In the Russian tradition, blini symbolize the sun and take center stage at Maslenitsa—also known as Butter Week, Pancake Week, or Cheesefare Week—a spring festival marking the end of winter. For some, it also marks the last week to eat dairy before the fasting of Lent begins, thus the common addition of sour cream on top. Nowadays, blini are prepared in hundreds of different ways, with many types of flours, and their accompaniments have gone beyond the traditional caviar. The batter is made with common pantry staples, so the only different thing you need is the flavorful buckwheat flour, easily found in the baking aisle of most grocery stores.
1/2 cup buckwheat flour
2/3 cup all-purpose flour
1/2 teaspoon salt
1 teaspoon yeast, instant or rapid rise
1 cup warm milk
2 tablespoons unsalted butter, melted
1 large egg, white and yolk separated, room temperature
Make and Prove the Batter
Gather the ingredients.
In a large bowl, whisk together the buckwheat flour with the all-purpose flour, salt, and instant yeast.
Make a well in the center and pour in the milk, mixing until the batter is smooth.
Cover the bowl and let the batter rise until doubled, about 1 hour.
Enrich and Rest the Batter
Stir into the batter the cooled, melted butter and the egg yolk.
In a separate bowl, whisk the egg white until stiff but not dry.
Fold the whisked egg white into the batter.
Cover the bowl and let the batter stand 20 minutes.
Pan-Fry the Blini
Heat a nonstick skillet over medium heat.
Drop quarter-sized dollops of dough into a pan, being careful not to overcrowd it. Cook for about 1 minute or until bubbles form.
Turn and cook for about 30 additional seconds.
Remove the finished blini onto a plate and cover them with a clean kitchen towel to keep them warm. Repeat the frying process with the remaining batter.

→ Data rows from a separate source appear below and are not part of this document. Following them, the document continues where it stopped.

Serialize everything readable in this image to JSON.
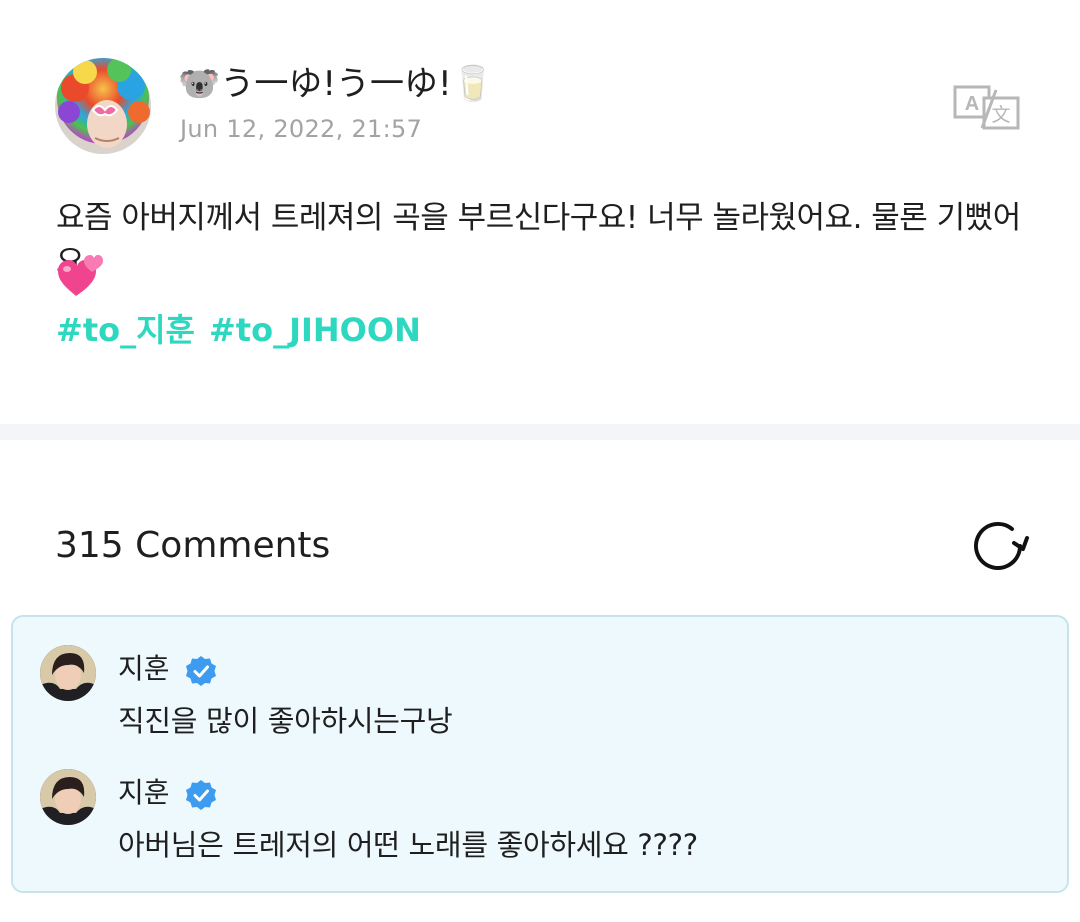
{
  "post": {
    "author_name": "🐨う一ゆ!う一ゆ!🥛",
    "date": "Jun 12, 2022, 21:57",
    "body": "요즘 아버지께서 트레져의 곡을 부르신다구요! 너무 놀라웠어요. 물론 기뻤어요",
    "hashtags": [
      "#to_지훈",
      "#to_JIHOON"
    ],
    "icons": {
      "translate": "translate-icon",
      "emoji": "two-hearts-emoji"
    }
  },
  "comments": {
    "count_label": "315 Comments",
    "refresh_icon": "refresh-icon",
    "items": [
      {
        "name": "지훈",
        "text": "직진을 많이 좋아하시는구낭"
      },
      {
        "name": "지훈",
        "text": "아버님은 트레저의 어떤 노래를 좋아하세요 ????"
      }
    ]
  },
  "colors": {
    "hashtag": "#2ed8c0",
    "date": "#a3a3a3",
    "comment_bg": "#eef9fd",
    "comment_border": "#c6e4ee",
    "verified": "#3d9cf0",
    "divider": "#f4f5f9"
  }
}
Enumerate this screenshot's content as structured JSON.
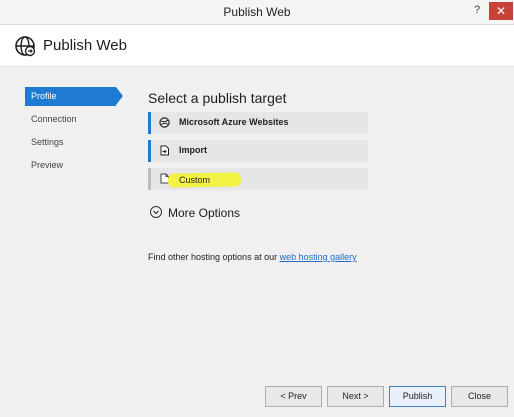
{
  "window": {
    "title": "Publish Web",
    "help_label": "?",
    "close_label": "✕"
  },
  "header": {
    "title": "Publish Web"
  },
  "nav": {
    "items": [
      {
        "label": "Profile"
      },
      {
        "label": "Connection"
      },
      {
        "label": "Settings"
      },
      {
        "label": "Preview"
      }
    ]
  },
  "main": {
    "heading": "Select a publish target",
    "targets": [
      {
        "label": "Microsoft Azure Websites",
        "icon": "azure-icon"
      },
      {
        "label": "Import",
        "icon": "import-icon"
      },
      {
        "label": "Custom",
        "icon": "document-icon"
      }
    ],
    "more_options": "More Options",
    "find_text": "Find other hosting options at our ",
    "find_link": "web hosting gallery"
  },
  "buttons": {
    "prev": "< Prev",
    "next": "Next >",
    "publish": "Publish",
    "close": "Close"
  },
  "colors": {
    "accent": "#1e7ad3",
    "highlight": "#f2f245",
    "close_button": "#c7433a"
  }
}
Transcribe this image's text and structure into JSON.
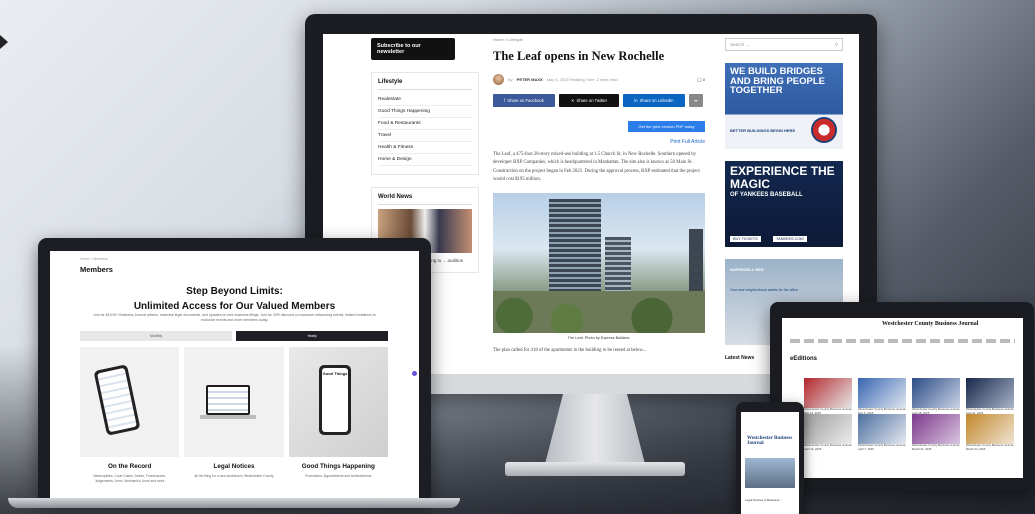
{
  "monitor": {
    "left_col": {
      "newsletter_button": "Subscribe to our newsletter",
      "lifestyle_title": "Lifestyle",
      "lifestyle_items": [
        "Realestate",
        "Good Things Happening",
        "Food & Restaurants",
        "Travel",
        "Health & Fitness",
        "Home & Design"
      ],
      "world_news_title": "World News",
      "world_news_snippet": "? ... how...lutchas ... reaching to ... audition"
    },
    "article": {
      "breadcrumb": "Home > Lifestyle",
      "headline": "The Leaf opens in New Rochelle",
      "byline_by": "By",
      "author": "PETER MAXX",
      "date_meta": "May 6, 2025  Reading Time: 2 mins read",
      "comments": "0",
      "share_facebook": "Share on Facebook",
      "share_twitter": "Share on Twitter",
      "share_linkedin": "Share on LinkedIn",
      "pdf_button": "Get the print version PDF today",
      "print_link": "Print Full Article",
      "paragraph1": "The Leaf, a 475-foot 28-story mixed-use building at 1.5 Church St. in New Rochelle. Southern opened by developer RXP Companies, which is headquartered in Manhattan. The site also is known as 50 Main St. Construction on the project began in Feb 2021. During the approval process, RXP estimated that the project would cost $195 million.",
      "image_caption": "The Leaf. Photo by Express Builders.",
      "paragraph2": "The plan called for 418 of the apartments in the building to be rented at below..."
    },
    "right_col": {
      "search_placeholder": "Search ...",
      "ad1_headline": "WE BUILD BRIDGES AND BRING PEOPLE TOGETHER",
      "ad1_sub": "BETTER BUILDINGS BEGIN HERE",
      "ad2_headline": "EXPERIENCE THE MAGIC",
      "ad2_sub": "OF YANKEES BASEBALL",
      "ad2_btn1": "BUY TICKETS",
      "ad2_btn2": "YANKEES.COM",
      "ad3_brand": "SUPERCELL RED",
      "ad3_sub": "Your new neighborhood awaits for the office",
      "latest_news": "Latest News"
    }
  },
  "laptop": {
    "breadcrumb": "Home > Members",
    "page_title": "Members",
    "headline_line1": "Step Beyond Limits:",
    "headline_line2": "Unlimited Access for Our Valued Members",
    "description": "Join for $19.99 / Business Journal articles, essential legal documents, and updates on new business filings. Join for 20% discount on exclusive networking events, limited invitations to exclusive events and more members today.",
    "tab_monthly": "Monthly",
    "tab_yearly": "Yearly",
    "cards": [
      {
        "label": "On the Record",
        "sub": "Bankruptcies, Court Cases, Deeds, Foreclosures, Judgements, Liens, Mechanic's Liens and more"
      },
      {
        "label": "Legal Notices",
        "sub": "All the filing for a new business in Westchester County"
      },
      {
        "label": "Good Things Happening",
        "sub": "Promotions, Appointments and Achievements"
      }
    ],
    "card3_cover": "Good Things"
  },
  "tablet": {
    "logo": "Westchester County Business Journal",
    "section_title": "eEditions",
    "issues": [
      "Westchester County Business Journal, May 12, 2025",
      "Westchester County Business Journal, May 5, 2025",
      "Westchester County Business Journal, April 28, 2025",
      "Westchester County Business Journal, April 21, 2025",
      "Westchester County Business Journal, April 14, 2025",
      "Westchester County Business Journal, April 7, 2025",
      "Westchester County Business Journal, March 31, 2025",
      "Westchester County Business Journal, March 24, 2025"
    ]
  },
  "phone": {
    "logo": "Westchester Business Journal",
    "snippet": "Legal Notices in Business..."
  },
  "colors": {
    "facebook": "#3b5998",
    "twitter": "#111111",
    "linkedin": "#0a66c2",
    "link_blue": "#1a63c7",
    "ad_navy": "#13284f",
    "accent_purple": "#6b4fd6"
  }
}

Serve with your favorite toppings.
What to Serve on Top of Blini
Use your imagination when choosing toppings for blini. Here are some ideas to get you started:
- Top with the classic smoked salmon, sour cream, fresh dill, and lemon wedges.
- Use sour cream as the base for a small dollop of caviar.
- Add smoked or pickled fish and top with a spritz of olive oil and fresh herbs.
- Use any egg salad of your liking.
- Top with whipped cream and fresh fruit such as berries or peaches.
- Add seasoned ricotta or mascarpone and a rolled slice of prosciutto.
- Make small, deviled eggs and quarter them; top each blini with one quarter.
- Top with crème fraîche and pickled onions.
- Use fruit preserves, chocolate spreads, or caramel sauce to make a sweet version.
What is buckwheat flour? Is it gluten free?
Buckwheat flour doesn't come from a form of wheat or other cereal grass but instead from the seeds of a flowering plant. It has been cultivated in Asia for more than 8,000 years and has never been genetically modified. While it was a common crop before the invention of nitrogen fertilizers, it lost out to wheat once those were in use. The bran or grain covering, not the hard outer husk, typically is left on, resulting in a light brown flecked flour that has a nutty flavor and is very nutritious. Buckwheat also is cracked into groats, known as kasha, and steamed or boiled into porridges, puddings, and stuffings.
Buckwheat flour is considered a gluten-free flour, so you can make this recipe using half buckwheat flour and half of any gluten-free flour mix of your liking for texture. You need 1 1/4 cups total, but be aware that most commercially produced flours might have been exposed to cross-contamination. Sometimes, buckwheat flour is mixed with wheat flour as a filler. If you are eating gluten free, be sure to check the labels first.